O Lynx keep watch on my fire he had written in Pisa
and Dryad he’d called her a long time back and she
thought the new subtlety of eyes was probably hers
dove sta memoria when she read it in his prison poems
in her Künsnacht sanatorium . . .
E.P. loves H.D.—it could
have been encircled with a heart, carved by a couple of kids
on a tree. From the wreckage of Europe they groped their way
toward what they remembered and loved.
And at Künsnacht that clinic was fine for filming
a bust: Dick and Nicole at Dr. Brunner’s healing-place,
Scott loves Zelda carved by actors on the widest conifer.
Pound had put a eucalyptus seed in his coat when
the Partisans marched him away from hills above Rapallo.
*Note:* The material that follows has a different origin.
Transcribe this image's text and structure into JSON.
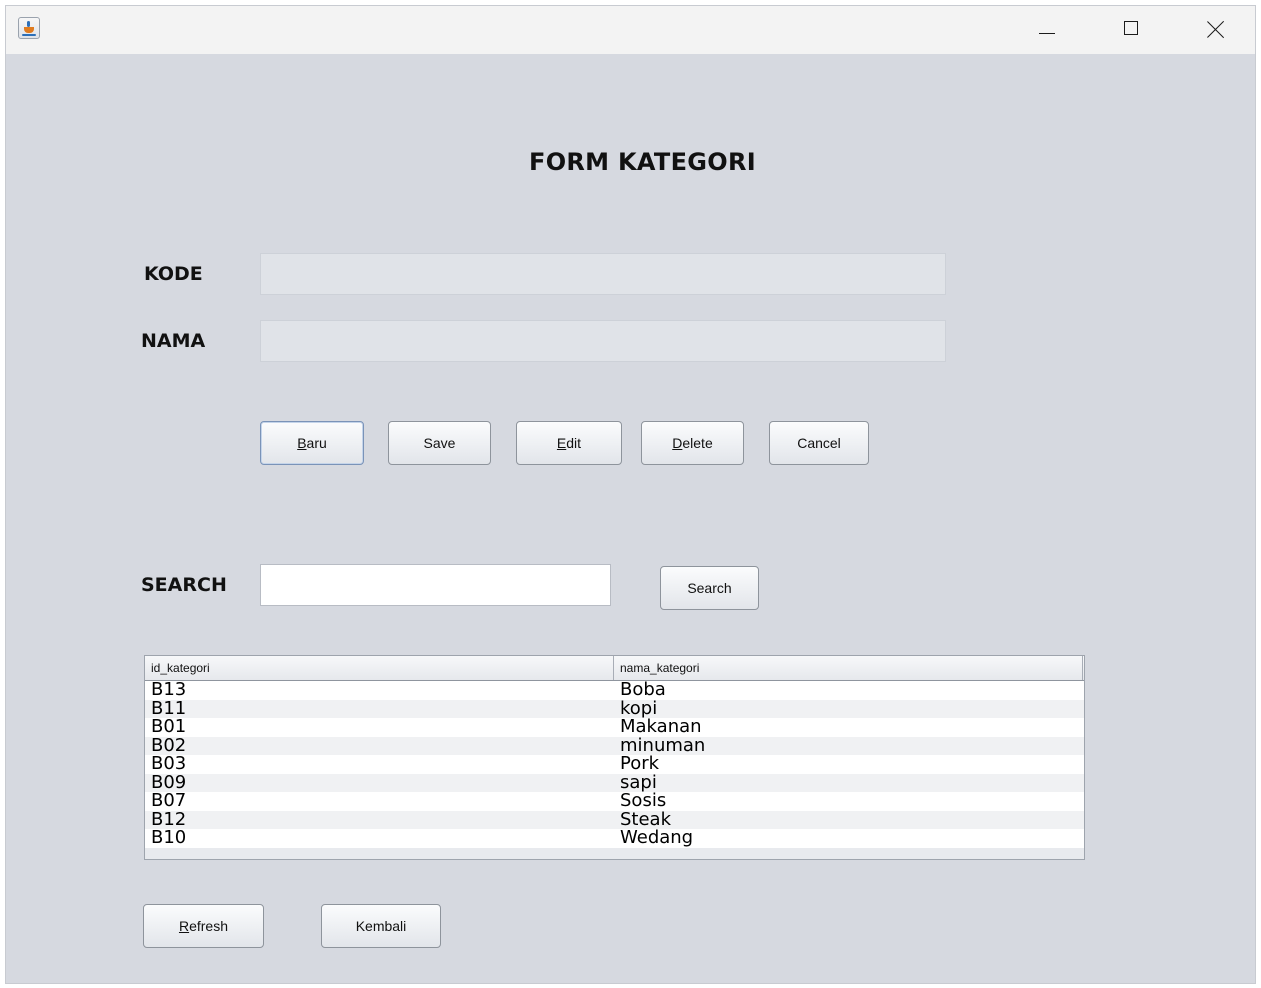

It had the face of a cat: O Lynx keep watch on my fire.
And she was herself a feline, an eidolon Helen to boot.
As Freud’s analysand she watched the local extras in halls,
a rich girl taking the talking cure talking and talking. Change
the movie to Borderline and she is the star, a demi-monde
neurotic with her dipsomaniac beau. Who knows why
they’re here? Or Jason Robards and Jennifer Jones who
drive each other’s Dick & Nic around town; Jill St. John
is no San Juan with a belly ache writing ad posternos,
but she squeaks like a ditsy mouse and shows her pointy tits.
What all fits this case? A pretty face, of course,
a march to the line, a dance to the rhythm, the time.
Rhyme it with mime and bring in the rest of the cast:
Tom and Viv, Gertrude and Alice, Nora and Jim –
Billyam Williams and Freytag-Loringhaven the mad.
Ulysses loves Penelope they carve on yet another tree.
Helen’s at the door of Dr. Brunner; Paris is a patent fiction
she complains. Let’s to Lake Geneva for a sail. P. Pudovkin
writes in Close-up, Bryer’s cinema mag, regarding the art
of the cut, but who has the knife any more or the nail?
It’s closing time at the jail, the privileged asylum,
contagious hospital, letterpress printer’s, the ruined town.
Close up the closet of cut-up text & cut out hearts & heroes
cut down to size. Some guy on TV is singing pizzicato lies.
Someone’s baby sits right down and cries.
John Matthias is poetry editor of Notre Dame Review.